Some of my favorite programming tricks covered in the book involved the arduous process of code-size optimization. 2K was not much to work with, so programmers often had to squeeze every last byte out of the code and graphic sprites in order to get them to fit in the highly constrained space. This often involved hand-optimizing of MOS 6507 assembly code, and economizing via clever hacks. For example, in Yar’s Revenge, Howard Scott Warshaw need to create a random-looking field of blocks on the screen, but he could not afford the space or computational time needed for a pseudo-random number generation algorithm, so instead he just used sections of the code itself to produce a string of seemingly random patterns on-screen. So cool.
In another game, a programmer was able to save a byte of space when the final byte of a subroutine happened to be identical to the first byte of a sprite bitmap, which happened to immediately follow the previous portion of code in the ROM. So the programmer cut one of the duplicate bytes out and pointed the sprite bitmap to an address one byte earlier in the code to enable both the code and the graphic asset to share a single byte. That is a hardcore level of optimization, possible only when programming so close to the hardware.
The architecture of the system was originally designed to enable games like Pong and Combat, so the system was given two controllers and assumed head-to-head-play, and a video rendering subsystem that included two moveable sprites, a cursor and a missle and hardware support for things like symmetrical playing fields, scaling and mirroring of sprites and collision detection of onscreen objects. The book does a excellent job tracking the evolution of the games developed for the system, with programmers taking the system to a level of sophistication and functionality likely unforeseen by the architects/designers of the platform, a remarkable feat given the simplicity and constraints of the system.
And perhaps most unforeseen by Atari was that their console sparked the rise of an ecosystem of developers and publishers around a game platform, presaging the modern videogame market.

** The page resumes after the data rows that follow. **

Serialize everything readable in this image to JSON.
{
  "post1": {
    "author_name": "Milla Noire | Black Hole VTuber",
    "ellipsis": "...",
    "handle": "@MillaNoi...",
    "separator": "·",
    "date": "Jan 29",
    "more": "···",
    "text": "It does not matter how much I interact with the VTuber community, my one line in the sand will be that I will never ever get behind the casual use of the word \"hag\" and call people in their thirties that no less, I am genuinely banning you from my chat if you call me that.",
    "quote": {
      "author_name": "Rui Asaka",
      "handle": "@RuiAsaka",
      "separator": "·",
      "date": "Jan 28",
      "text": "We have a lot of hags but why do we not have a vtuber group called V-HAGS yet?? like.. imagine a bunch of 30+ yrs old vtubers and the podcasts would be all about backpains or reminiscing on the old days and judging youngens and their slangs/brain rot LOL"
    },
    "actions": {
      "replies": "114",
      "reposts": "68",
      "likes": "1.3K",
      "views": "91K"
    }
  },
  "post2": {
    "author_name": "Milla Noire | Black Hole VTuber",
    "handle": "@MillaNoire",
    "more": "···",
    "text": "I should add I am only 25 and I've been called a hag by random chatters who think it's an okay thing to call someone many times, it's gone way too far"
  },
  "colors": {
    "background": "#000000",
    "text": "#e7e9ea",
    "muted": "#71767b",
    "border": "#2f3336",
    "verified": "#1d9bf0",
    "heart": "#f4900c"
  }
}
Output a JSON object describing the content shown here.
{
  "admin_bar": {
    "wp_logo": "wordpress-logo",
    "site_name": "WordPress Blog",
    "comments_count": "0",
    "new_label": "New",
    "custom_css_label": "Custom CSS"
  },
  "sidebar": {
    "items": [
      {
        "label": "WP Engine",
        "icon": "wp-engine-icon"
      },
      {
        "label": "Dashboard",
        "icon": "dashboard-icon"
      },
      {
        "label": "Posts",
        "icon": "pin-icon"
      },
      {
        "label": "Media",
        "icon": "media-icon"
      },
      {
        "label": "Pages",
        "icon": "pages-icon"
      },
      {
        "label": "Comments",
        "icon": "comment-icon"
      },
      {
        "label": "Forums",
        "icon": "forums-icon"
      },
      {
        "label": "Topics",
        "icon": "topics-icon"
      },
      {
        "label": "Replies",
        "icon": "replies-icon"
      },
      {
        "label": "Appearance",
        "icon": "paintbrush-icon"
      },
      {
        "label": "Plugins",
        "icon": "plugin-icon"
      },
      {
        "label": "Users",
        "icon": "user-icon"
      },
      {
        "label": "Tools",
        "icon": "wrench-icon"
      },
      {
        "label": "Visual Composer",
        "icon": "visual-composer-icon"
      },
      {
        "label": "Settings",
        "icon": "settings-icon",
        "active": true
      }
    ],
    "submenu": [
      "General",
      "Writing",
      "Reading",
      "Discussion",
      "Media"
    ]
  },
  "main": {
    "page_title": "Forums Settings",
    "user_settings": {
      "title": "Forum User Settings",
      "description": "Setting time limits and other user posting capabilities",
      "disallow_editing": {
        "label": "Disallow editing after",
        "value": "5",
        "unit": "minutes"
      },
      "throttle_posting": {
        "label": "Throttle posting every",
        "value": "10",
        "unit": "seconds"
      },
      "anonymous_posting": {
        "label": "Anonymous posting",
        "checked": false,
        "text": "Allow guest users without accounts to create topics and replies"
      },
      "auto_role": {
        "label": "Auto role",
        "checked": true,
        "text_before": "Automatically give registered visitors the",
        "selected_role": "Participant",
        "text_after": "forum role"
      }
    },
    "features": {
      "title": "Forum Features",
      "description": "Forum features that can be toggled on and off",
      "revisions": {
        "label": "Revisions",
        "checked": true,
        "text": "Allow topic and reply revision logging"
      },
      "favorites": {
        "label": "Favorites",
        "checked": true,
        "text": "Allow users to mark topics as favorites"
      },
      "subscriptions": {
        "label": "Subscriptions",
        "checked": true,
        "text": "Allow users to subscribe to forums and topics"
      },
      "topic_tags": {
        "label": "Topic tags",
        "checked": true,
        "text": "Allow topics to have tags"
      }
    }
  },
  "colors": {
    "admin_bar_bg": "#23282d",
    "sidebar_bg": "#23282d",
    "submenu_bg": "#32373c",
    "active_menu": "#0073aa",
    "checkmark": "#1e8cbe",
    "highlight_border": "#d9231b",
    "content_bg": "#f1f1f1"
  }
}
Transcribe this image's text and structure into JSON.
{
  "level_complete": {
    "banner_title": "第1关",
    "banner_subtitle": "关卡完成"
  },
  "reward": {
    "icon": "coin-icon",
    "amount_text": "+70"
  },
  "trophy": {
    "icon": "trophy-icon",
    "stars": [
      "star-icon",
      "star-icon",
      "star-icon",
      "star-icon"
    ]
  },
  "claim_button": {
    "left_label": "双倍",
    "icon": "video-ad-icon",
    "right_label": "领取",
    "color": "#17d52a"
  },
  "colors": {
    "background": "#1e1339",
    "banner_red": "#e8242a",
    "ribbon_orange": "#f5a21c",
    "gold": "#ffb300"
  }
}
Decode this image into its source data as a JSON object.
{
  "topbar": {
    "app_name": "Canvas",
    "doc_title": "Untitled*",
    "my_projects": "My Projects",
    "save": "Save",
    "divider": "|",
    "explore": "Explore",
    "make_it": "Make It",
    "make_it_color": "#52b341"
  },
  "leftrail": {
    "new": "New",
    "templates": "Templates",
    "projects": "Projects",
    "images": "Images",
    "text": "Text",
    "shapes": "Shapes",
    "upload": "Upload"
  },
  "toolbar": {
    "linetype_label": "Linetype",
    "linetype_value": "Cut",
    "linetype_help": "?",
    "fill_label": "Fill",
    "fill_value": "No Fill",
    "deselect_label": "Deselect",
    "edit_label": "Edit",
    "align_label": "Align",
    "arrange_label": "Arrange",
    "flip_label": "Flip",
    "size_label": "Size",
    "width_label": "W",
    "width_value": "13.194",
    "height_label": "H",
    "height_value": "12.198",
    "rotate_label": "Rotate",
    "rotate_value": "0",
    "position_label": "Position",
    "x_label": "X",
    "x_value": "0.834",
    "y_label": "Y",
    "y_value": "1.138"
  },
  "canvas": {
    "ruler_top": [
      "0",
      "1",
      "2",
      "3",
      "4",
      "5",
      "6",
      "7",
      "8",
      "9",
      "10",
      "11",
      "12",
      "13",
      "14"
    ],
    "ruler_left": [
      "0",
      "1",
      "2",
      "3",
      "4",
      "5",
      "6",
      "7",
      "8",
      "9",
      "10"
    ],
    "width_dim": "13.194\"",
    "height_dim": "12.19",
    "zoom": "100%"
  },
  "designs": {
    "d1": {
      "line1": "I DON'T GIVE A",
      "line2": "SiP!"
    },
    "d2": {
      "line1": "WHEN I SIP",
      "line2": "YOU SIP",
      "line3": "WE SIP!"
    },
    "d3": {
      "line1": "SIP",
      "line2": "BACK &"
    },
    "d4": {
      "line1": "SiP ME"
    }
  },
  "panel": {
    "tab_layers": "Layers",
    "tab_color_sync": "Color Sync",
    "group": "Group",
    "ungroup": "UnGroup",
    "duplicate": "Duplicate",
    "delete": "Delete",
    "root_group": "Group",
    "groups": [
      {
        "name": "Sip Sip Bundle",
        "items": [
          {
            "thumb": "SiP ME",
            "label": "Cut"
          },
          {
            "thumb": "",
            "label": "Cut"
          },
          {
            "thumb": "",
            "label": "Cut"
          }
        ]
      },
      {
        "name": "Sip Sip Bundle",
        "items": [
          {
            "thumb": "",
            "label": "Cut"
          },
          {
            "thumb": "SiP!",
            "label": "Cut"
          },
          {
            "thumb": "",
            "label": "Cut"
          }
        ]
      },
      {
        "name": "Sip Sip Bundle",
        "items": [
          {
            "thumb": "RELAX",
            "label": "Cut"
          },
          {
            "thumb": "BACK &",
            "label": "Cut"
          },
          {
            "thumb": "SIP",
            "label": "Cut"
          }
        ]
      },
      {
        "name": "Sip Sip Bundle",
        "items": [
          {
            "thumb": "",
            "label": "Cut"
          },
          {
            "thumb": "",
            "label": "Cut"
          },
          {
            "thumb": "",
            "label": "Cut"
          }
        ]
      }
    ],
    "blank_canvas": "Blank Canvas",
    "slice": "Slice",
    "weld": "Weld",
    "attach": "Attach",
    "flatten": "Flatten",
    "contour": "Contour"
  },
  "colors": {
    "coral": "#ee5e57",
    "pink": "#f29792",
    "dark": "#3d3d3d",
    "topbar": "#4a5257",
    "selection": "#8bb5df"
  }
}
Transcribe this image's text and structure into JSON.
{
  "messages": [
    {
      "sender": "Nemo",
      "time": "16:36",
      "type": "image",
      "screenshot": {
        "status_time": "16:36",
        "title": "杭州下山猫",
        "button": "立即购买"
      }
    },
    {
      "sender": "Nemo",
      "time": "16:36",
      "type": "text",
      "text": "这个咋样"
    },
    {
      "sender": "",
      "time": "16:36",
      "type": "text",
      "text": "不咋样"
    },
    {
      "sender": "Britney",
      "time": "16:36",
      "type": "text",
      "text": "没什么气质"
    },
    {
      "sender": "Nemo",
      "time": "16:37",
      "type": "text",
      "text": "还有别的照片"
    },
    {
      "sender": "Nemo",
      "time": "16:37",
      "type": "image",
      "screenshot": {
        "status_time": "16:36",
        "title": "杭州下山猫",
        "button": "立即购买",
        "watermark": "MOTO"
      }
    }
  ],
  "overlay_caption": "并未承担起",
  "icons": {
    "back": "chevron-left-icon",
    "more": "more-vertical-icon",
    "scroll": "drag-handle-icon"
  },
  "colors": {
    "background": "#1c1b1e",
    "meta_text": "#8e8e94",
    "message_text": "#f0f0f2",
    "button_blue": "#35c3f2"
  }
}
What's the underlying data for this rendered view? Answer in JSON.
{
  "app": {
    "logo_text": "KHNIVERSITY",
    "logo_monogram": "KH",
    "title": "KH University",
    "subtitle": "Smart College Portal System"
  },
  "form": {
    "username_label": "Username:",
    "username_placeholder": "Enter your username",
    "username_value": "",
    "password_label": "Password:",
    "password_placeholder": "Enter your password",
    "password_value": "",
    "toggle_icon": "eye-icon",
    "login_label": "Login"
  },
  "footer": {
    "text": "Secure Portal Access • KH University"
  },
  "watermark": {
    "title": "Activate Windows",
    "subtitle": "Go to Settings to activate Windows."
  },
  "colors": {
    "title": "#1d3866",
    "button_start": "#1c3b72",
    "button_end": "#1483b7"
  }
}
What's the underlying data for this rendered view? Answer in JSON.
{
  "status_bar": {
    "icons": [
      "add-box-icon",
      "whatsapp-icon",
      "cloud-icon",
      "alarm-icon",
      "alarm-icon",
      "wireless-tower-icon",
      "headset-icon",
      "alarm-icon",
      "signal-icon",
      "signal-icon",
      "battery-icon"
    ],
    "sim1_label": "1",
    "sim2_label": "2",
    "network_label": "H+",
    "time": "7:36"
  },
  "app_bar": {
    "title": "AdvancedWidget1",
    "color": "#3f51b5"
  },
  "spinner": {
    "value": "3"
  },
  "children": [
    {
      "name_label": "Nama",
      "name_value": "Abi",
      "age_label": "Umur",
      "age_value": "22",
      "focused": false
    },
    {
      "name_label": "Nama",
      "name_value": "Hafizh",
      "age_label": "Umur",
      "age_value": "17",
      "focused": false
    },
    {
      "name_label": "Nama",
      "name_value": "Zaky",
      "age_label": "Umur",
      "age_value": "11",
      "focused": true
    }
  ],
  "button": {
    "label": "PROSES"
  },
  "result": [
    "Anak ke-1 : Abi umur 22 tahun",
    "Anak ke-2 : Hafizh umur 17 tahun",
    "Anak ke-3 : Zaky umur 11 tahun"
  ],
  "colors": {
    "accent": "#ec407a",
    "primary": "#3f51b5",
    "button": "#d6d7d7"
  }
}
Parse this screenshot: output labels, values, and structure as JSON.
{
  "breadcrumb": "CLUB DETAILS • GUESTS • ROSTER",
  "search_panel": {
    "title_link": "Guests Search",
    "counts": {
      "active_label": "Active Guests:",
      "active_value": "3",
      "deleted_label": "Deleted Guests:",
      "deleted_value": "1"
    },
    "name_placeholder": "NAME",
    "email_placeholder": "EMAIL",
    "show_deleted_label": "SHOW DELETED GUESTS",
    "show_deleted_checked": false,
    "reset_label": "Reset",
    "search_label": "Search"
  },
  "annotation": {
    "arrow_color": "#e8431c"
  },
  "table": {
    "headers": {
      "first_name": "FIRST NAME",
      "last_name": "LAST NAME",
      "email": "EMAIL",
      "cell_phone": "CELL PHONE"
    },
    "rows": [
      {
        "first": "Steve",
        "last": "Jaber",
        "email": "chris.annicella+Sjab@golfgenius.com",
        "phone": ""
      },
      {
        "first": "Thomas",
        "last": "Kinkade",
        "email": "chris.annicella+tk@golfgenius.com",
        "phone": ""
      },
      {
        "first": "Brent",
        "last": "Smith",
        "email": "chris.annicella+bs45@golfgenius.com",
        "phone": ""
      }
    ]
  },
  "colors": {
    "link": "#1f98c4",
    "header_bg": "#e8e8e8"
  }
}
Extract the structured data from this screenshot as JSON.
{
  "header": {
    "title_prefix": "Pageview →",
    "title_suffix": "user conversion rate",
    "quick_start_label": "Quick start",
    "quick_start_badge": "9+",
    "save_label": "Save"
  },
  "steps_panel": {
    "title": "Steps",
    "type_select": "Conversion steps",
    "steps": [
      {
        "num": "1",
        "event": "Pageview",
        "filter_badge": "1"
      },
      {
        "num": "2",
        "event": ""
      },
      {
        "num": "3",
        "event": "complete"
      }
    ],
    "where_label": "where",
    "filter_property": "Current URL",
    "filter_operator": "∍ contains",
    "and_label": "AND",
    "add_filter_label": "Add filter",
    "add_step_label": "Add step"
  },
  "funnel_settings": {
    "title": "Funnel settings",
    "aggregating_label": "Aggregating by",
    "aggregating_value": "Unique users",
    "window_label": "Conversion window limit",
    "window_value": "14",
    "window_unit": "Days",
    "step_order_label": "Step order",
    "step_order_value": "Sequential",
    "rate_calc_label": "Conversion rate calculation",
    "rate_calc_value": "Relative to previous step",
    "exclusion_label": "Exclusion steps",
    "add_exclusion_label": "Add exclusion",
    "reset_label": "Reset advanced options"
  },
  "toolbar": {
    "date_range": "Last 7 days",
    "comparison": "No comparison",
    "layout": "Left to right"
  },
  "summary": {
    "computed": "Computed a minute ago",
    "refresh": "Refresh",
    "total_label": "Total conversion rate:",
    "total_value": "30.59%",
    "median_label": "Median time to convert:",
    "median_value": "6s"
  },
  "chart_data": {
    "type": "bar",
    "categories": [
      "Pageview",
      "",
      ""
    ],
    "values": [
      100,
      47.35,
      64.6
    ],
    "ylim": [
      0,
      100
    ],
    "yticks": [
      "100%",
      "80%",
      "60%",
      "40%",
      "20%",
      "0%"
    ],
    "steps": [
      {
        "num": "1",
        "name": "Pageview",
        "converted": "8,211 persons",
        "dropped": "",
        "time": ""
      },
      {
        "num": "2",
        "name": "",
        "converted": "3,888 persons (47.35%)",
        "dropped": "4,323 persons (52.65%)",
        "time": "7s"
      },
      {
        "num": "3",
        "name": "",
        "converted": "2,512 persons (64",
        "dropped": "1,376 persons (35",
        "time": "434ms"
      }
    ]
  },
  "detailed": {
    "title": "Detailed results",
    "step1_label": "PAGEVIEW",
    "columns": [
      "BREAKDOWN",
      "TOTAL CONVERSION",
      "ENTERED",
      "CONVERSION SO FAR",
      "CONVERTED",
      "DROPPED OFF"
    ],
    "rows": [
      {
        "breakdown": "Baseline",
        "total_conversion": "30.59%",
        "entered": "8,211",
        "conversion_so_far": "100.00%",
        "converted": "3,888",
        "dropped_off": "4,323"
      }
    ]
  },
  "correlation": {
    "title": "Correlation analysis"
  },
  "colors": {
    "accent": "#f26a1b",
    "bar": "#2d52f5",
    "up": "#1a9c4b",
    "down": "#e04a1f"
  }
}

Atari hadn’t anticipated this, never published a spec for their proprietary system and assumed all games would be developed in house. In fact, they initially tried to prevent third-party developers from releasing titles for their system. Several early Atari programmers who felt under-compensated as a result of their $20k salaries and no participation in the multi-million dollar profits their games generated for Atari spun out to create Activision, the first third-party game developer. Parker Brothers even made games for the console and had to hire a team of programmers to reverse-engineer the system by disassembling the code in existing game cartridges, since Atari wasn’t interested in publishing a spec or providing tools to allow third parties to develop games for the platform. As a result, they lost out on lucrative licensing revenues from third-party publishers, an error Nintendo wisely learned from when they launched the NES in 1983.
If you are a gamer interested in the history of video games or have an interest in how software design and programmer interacts with hardware design, this book is for you. My only complaint is that this book is not available on the Kindle. C’mon MIT Press, get with the program! I understand the subject matter of this book is retro, but think of your audience here in the 21st century.